- Wildwood Pretrial Facility met or exceeded its maximum capacity of 115 on five days; and
- The Yukon Kuskokwim Correctional Center was over its maximum capacity of 200 every day, as well.
Wildwood Correctional Center, a sentenced facility, also operated above its maximum capacity every day in that period, as well.
In Commissioner Dahlstrom’s October reveal, she also stated that only inmates with seven or more years left to serve would be shipped to the private provider that won the state bid. This doesn’t relieve the pressure of a burgeoning unsentenced prison population, raising questions about the Department’s overall population management strategy.

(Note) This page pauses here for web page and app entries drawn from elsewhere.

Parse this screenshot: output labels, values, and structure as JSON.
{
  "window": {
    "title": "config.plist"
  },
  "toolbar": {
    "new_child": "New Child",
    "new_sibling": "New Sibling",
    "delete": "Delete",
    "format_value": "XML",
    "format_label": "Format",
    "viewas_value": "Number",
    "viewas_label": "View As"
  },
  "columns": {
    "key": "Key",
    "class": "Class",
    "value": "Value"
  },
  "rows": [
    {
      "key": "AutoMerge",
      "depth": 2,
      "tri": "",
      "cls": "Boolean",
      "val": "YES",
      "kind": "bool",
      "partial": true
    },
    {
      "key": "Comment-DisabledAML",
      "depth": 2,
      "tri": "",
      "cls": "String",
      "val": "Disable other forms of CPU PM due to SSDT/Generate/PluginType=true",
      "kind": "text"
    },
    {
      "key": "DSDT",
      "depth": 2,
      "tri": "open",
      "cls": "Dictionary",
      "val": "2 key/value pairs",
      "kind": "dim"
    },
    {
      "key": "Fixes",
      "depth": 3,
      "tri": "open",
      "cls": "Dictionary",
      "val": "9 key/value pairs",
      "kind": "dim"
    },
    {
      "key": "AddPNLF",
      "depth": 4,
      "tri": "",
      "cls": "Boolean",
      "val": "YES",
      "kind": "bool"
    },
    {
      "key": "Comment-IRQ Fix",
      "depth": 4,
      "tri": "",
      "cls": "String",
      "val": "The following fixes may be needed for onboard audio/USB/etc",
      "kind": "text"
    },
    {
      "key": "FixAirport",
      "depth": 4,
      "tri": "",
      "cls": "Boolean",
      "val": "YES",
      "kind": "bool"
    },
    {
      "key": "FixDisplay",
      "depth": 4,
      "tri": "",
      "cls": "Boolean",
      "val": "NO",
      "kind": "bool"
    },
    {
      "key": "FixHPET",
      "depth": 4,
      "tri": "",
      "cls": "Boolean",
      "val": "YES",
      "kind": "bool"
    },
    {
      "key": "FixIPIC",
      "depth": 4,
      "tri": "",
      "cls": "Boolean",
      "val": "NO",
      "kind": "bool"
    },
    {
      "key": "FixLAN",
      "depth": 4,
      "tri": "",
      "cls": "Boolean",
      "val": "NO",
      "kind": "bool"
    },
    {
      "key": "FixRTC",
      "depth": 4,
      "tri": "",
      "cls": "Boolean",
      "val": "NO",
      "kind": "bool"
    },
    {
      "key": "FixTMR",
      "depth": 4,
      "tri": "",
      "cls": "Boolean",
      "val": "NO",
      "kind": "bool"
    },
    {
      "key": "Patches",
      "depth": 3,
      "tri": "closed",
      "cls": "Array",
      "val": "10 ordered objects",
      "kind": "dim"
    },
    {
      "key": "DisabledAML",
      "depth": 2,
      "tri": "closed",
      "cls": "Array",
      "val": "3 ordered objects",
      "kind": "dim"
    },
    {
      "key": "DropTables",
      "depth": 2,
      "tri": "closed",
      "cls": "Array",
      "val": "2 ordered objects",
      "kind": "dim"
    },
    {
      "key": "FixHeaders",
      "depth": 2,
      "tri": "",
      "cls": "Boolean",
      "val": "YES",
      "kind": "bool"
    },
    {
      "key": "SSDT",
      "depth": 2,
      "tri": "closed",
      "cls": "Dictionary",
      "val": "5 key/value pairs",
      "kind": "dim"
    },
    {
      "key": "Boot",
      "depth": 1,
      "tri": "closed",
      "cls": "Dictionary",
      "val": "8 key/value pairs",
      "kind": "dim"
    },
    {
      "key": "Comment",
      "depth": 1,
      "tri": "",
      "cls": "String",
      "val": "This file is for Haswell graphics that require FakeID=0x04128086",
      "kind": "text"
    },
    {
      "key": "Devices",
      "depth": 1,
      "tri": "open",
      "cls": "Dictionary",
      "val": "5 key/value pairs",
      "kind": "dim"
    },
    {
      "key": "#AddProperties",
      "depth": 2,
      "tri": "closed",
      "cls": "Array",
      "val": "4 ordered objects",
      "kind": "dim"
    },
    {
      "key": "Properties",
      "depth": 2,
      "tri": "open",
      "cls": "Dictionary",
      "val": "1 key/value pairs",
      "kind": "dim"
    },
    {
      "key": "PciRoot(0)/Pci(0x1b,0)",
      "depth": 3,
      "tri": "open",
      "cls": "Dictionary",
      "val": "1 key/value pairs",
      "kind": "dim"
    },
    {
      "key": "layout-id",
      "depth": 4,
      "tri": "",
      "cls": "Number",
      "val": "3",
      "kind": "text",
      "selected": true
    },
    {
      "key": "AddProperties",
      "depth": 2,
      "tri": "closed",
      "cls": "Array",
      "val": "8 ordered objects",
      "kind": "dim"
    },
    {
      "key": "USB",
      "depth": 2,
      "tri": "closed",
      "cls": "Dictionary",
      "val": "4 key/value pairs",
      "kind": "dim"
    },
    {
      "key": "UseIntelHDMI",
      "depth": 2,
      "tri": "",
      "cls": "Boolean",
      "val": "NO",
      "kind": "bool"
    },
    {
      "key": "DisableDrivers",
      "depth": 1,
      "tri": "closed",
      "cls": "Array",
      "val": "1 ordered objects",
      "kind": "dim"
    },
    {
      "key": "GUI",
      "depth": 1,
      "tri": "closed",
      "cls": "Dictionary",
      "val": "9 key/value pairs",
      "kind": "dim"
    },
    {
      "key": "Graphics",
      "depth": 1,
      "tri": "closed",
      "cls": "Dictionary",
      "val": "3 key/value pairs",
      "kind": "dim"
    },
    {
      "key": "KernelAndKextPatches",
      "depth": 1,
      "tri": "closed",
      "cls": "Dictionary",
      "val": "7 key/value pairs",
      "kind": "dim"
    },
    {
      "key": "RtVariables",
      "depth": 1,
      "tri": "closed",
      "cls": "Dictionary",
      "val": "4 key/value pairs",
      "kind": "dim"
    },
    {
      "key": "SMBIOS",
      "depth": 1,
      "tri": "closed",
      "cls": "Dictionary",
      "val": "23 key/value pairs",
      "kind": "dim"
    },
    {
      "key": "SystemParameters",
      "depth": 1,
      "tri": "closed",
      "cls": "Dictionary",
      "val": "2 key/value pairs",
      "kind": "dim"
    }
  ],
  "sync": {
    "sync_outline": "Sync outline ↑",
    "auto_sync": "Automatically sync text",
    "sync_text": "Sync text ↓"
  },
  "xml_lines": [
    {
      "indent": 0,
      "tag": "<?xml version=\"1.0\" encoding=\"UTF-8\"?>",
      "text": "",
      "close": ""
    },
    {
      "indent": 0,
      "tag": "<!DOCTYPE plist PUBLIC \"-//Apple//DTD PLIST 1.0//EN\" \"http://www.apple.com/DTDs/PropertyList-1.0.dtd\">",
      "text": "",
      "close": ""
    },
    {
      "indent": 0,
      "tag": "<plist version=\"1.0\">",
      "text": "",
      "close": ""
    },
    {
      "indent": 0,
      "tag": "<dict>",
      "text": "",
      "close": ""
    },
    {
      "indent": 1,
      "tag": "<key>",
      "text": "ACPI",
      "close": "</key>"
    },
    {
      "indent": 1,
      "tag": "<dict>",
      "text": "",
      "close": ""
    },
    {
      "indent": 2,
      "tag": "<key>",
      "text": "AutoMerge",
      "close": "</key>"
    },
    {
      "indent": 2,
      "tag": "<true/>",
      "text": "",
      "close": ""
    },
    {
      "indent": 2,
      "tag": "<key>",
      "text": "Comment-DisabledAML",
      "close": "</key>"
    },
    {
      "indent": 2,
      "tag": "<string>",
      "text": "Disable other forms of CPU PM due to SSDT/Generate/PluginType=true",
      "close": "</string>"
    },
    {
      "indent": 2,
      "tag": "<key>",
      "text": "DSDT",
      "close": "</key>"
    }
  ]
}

“This is not a problem unique to Alaska. Since 1970 the U.S. prison population has risen 700 percent, this is the result of policy decisions – not crime,” explained Stampas. “We have seen successful solutions to the overcrowding crisis elsewhere, including the increased use of electronic monitoring, early release, and alternatives to incarceration for those with mental health disabilities and substance abuse issues. Shipping inmates away, or building more prisons, doesn’t solve the problems, reduce victims, or save money. It just creates more beds for a dysfunctional system to fill.”
Two other public information requests from the Oct. 24, 2019 inquiry are pending. DOC asked for clarification on the following two requests:
- Emails, memoranda and/or other documents related to the planned reopening of Palmer Correctional Center (PCC), from Dec. 5, 2018 to Oct. 15, 2019, inclusive; and
- Emails, memoranda and/or other documents related to the Department of Corrections’ decision that “the option to reopen PCC was not viable” from Dec. 5, 2018 to Oct. 15, 2019, inclusive.